'It's really quite fun, actually,” he said. 'And we're getting to learn quite a bit about each saint.”
Lent Madness was started in 2010 by a young Episcopal priest and the organization Forward Movement as a way to inspire 'thousands of people along the way by forming an online community of people who are passionate about taking their faith but not themselves too seriously.”
Here's how it works: Organizers at Forward Movement select 32 saints each year - in the Episcopal Church saints include not only the traditional saints of the Catholic and Orthodox faiths, but also people who have not been formally sanctified but have led lives worth emulating - and assign them to 'compete” in the first round. From there, parishioners fill out their bracket sheets.
Each week, participants log on to the Lent Madness website at Lentmadness.org and cast a vote in each bracket. The saint with the most votes advances to the next round.
The tournament runs during Lent, the 40-day Christian season of atonement and repentance from Ash Wednesday to Easter. It is broken down into segments: Round of 32, Saintly 16, Elate 8 and Faithful 4.
Two winners of the Faithful 4 square off to claim the title and Golden Halo. Previous Golden Halo winners were George Herbert, C.S. Lewis, Mary Magdalene and Frances Perkins.
Participants are challenged to study the saints and give a three-minute presentation on each to their group.

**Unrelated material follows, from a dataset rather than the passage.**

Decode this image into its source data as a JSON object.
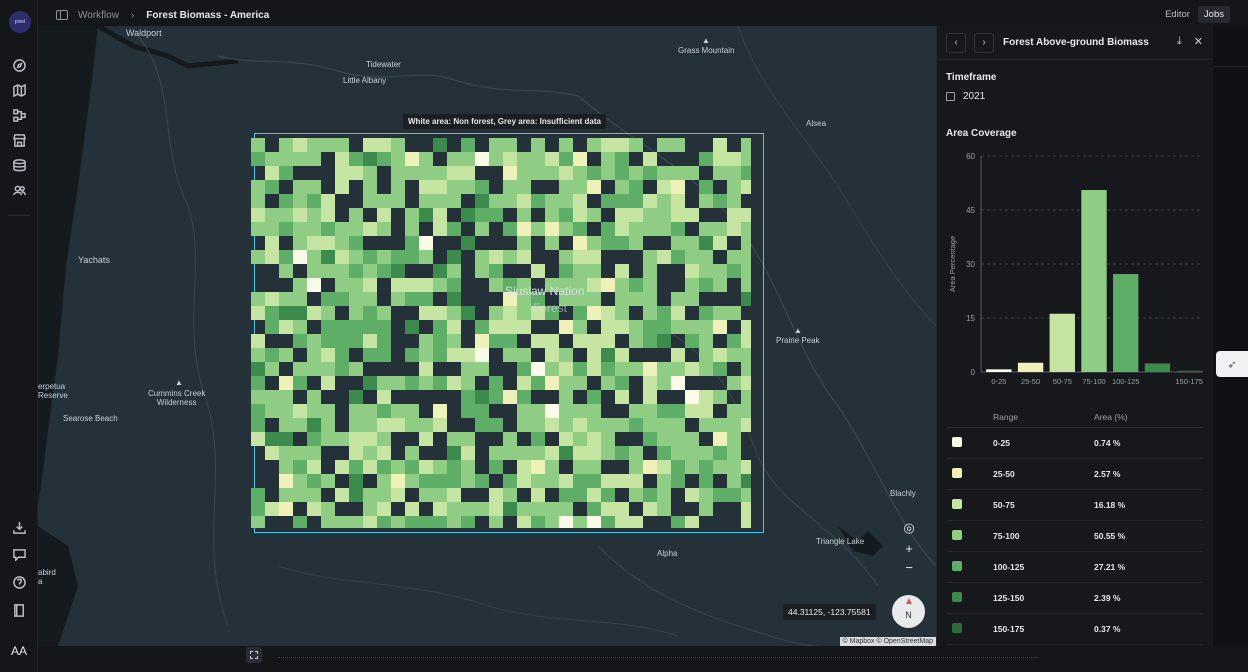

'This year the heavy favorite is St. Francis of Assisi,” Crawley said. 'He did really well a few years ago, but didn't win.”
At Christ Episcopal, participants pay a dollar to enter. The winner selects which charity the pool of money - this year it's $25 - will be sent.